The North American Coal Corporation
Corporate Environmental Manager.
The North American Coal Corporation (NACC) is the largest lignite miner in the U.S. although we do also have subbituminous mining and we have white rock quarries in Florida.
My duties include securing all State and Federal permits (NEPA, COE, SMCRA, NPDES, etc…) for new mining activities; conducting baseline surveys and assessments for brownfield projects; ensuring permit compliance with our operations in various States, troubleshoot problems and questions at the various operations, and work closely with the various State and Federal regulators regarding regulation interpretation, potential violations, and permitting activities.
I have been impacted by the rampant increase in environmental regulations in that it requires me to understand the science and thoughts behind the regulations and to understand how that applies to my industry.
I have impacted others in the coal industry environmental field in that I have mentored quite a few with regard to understanding how to conduct our job and to do so with integrity.

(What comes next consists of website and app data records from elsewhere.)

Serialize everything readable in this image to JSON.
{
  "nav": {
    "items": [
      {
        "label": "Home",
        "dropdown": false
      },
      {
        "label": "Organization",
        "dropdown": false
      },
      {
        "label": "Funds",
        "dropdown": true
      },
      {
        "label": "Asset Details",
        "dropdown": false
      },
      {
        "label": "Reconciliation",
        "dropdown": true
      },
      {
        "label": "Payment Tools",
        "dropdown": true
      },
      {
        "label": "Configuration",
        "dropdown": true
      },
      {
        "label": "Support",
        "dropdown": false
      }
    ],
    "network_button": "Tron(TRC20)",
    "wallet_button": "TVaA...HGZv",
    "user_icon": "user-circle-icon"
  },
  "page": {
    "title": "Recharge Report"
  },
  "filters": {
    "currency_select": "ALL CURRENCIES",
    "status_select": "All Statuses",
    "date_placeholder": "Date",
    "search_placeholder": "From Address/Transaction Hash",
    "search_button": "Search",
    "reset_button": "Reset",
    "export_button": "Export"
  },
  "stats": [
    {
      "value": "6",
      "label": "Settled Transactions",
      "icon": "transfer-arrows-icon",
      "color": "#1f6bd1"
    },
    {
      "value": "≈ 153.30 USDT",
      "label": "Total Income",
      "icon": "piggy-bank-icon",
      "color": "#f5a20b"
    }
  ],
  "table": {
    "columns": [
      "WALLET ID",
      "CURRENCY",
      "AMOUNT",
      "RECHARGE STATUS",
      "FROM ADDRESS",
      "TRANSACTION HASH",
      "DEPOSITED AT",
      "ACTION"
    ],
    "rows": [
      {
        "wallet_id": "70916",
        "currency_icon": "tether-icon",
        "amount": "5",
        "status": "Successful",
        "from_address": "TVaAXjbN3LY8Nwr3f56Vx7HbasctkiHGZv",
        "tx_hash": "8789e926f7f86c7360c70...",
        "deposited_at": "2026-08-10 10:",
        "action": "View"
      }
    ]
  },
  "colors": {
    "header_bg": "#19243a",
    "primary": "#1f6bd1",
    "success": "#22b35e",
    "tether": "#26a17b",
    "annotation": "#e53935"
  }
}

To understand the regulations yet not ignore the financial impact and operational impact on your industry.
What are you passionate about?
I am passionate about hard-core science education so that chemical, mechanical, and physical answers to environmental problems or issues can be developed. I am also concerned with the lack of constructive thinking, the increase of emotion in scientific thinking, and the lack of critical thinking when posed with a news article or popular thinking.
I think that scientist should be able to be challenged without going on an emotional defensive.
I am also passionate about providing low-cost, dependable power to industry in the U.S. (that provide jobs) and to the citizens of the U.S. that are low-income and/or fixed income.
Describe your educational history:
I have a B.S. in Range Science at Texas A&M, 1982 and a MS in Range Science from Texas A&M, 1989. My Master’s research was in reclamation of drastically disturbed lands and I dealt with runoff water quality from topsoiled vs mixed overburden reclamation.
I have been in the coal mining industry for 33 years.
What advise would you give to the current Aggies interested in entering environmental industry?
Learn the science in the job, not just the emotion. Be aware that many of your employers or clients will be industry and need to comply with regulations but watch the financial bottom line.
Do not get your science or understand of the issues “online”.
Yes, you got a top-notch education from A&M but your real-life, OJT is just beginning. Absorb what the experts are doing, be interested in every facet of the work you are involved in, put your energy and interest into your job, do not expect to be a supervisor or boss any time soon but don’t dwell on it. Read books on many subjects, not the internet.
If you were entering the environmental industry today, what area would you pursue? Why?
I would go into coal mining again as it has been very challenging and has been a great growth opportunity for me personally. However, if not in coal mining, I would go into soil micronutrient studies or into chemistry.